● PROBLEM DESCRIPTION: Could you filter the records below and return each line that holds "ylabel"?

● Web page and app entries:

================================

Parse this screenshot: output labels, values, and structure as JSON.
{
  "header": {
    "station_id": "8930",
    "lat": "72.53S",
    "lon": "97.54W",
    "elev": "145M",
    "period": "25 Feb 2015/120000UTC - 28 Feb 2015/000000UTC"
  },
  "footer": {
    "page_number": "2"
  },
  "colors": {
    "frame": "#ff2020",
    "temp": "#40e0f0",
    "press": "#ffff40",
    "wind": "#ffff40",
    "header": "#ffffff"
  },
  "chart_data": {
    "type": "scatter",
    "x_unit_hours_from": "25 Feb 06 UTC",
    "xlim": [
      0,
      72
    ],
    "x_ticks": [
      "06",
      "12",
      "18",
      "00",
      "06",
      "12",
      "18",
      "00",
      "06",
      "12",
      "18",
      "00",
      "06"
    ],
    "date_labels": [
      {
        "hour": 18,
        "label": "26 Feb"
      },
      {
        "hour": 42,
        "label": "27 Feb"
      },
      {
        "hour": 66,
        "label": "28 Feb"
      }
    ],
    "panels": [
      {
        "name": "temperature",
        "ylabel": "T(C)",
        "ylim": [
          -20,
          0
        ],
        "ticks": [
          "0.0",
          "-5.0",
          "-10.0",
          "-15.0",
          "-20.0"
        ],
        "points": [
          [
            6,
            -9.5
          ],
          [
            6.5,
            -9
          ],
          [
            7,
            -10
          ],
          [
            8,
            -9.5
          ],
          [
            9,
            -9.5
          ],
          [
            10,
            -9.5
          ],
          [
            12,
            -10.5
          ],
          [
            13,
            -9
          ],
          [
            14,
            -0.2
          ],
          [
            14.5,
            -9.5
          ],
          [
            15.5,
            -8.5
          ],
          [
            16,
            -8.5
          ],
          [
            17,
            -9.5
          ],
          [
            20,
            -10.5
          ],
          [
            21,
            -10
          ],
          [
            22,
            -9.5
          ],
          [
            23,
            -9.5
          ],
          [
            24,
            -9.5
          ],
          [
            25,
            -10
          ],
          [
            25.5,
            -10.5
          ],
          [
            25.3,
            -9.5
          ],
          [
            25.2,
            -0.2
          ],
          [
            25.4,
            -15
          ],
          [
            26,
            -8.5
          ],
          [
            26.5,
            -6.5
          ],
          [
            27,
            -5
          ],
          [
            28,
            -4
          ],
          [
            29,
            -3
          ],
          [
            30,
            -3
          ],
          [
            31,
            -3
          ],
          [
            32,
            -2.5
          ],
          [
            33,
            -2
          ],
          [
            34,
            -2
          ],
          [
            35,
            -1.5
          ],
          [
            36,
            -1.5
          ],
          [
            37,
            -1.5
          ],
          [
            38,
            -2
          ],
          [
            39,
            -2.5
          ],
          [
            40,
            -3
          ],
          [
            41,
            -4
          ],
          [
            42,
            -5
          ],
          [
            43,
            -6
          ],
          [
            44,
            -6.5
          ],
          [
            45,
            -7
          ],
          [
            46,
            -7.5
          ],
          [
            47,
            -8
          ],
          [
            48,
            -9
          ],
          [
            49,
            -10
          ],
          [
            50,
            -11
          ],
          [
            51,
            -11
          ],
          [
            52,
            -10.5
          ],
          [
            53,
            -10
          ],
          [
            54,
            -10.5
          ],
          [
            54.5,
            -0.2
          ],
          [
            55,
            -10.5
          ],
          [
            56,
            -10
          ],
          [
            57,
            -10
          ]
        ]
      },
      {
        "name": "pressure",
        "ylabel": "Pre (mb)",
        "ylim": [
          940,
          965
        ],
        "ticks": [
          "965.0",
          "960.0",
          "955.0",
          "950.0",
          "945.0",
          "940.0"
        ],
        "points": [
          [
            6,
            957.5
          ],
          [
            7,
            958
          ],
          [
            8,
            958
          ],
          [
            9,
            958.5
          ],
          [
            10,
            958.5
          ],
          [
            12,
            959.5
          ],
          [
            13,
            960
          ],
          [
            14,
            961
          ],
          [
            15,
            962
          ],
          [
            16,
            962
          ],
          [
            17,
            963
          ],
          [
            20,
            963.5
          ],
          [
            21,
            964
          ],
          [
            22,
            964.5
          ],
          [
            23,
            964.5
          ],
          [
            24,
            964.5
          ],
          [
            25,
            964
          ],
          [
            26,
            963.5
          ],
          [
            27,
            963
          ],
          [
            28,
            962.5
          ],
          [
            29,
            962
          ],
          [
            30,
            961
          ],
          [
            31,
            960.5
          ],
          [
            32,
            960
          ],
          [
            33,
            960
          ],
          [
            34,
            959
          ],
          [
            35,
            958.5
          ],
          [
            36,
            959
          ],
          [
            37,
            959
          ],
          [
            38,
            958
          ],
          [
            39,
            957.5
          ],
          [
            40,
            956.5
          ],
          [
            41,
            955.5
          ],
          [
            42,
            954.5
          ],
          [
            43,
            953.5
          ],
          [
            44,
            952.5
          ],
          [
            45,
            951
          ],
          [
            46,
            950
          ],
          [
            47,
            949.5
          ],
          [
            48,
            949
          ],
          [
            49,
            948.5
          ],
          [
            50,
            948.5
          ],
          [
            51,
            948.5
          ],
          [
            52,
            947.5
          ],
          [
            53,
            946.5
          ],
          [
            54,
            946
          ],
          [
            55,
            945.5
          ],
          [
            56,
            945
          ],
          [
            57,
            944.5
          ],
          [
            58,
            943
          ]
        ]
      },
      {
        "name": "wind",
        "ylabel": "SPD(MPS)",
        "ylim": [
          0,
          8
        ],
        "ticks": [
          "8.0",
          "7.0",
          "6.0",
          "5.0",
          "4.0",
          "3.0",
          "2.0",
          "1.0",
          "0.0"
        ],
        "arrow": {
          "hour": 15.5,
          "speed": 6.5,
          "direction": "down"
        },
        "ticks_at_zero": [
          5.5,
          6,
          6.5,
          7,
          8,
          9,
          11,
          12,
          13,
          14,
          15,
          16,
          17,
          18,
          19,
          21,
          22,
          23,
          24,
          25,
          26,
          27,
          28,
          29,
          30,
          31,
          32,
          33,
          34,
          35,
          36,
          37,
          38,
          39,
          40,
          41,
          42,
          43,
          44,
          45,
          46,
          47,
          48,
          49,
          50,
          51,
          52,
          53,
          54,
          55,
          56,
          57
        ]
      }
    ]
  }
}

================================

● SOLUTION:
        "ylabel": "T(C)",
        "ylabel": "Pre (mb)",
        "ylabel": "SPD(MPS)",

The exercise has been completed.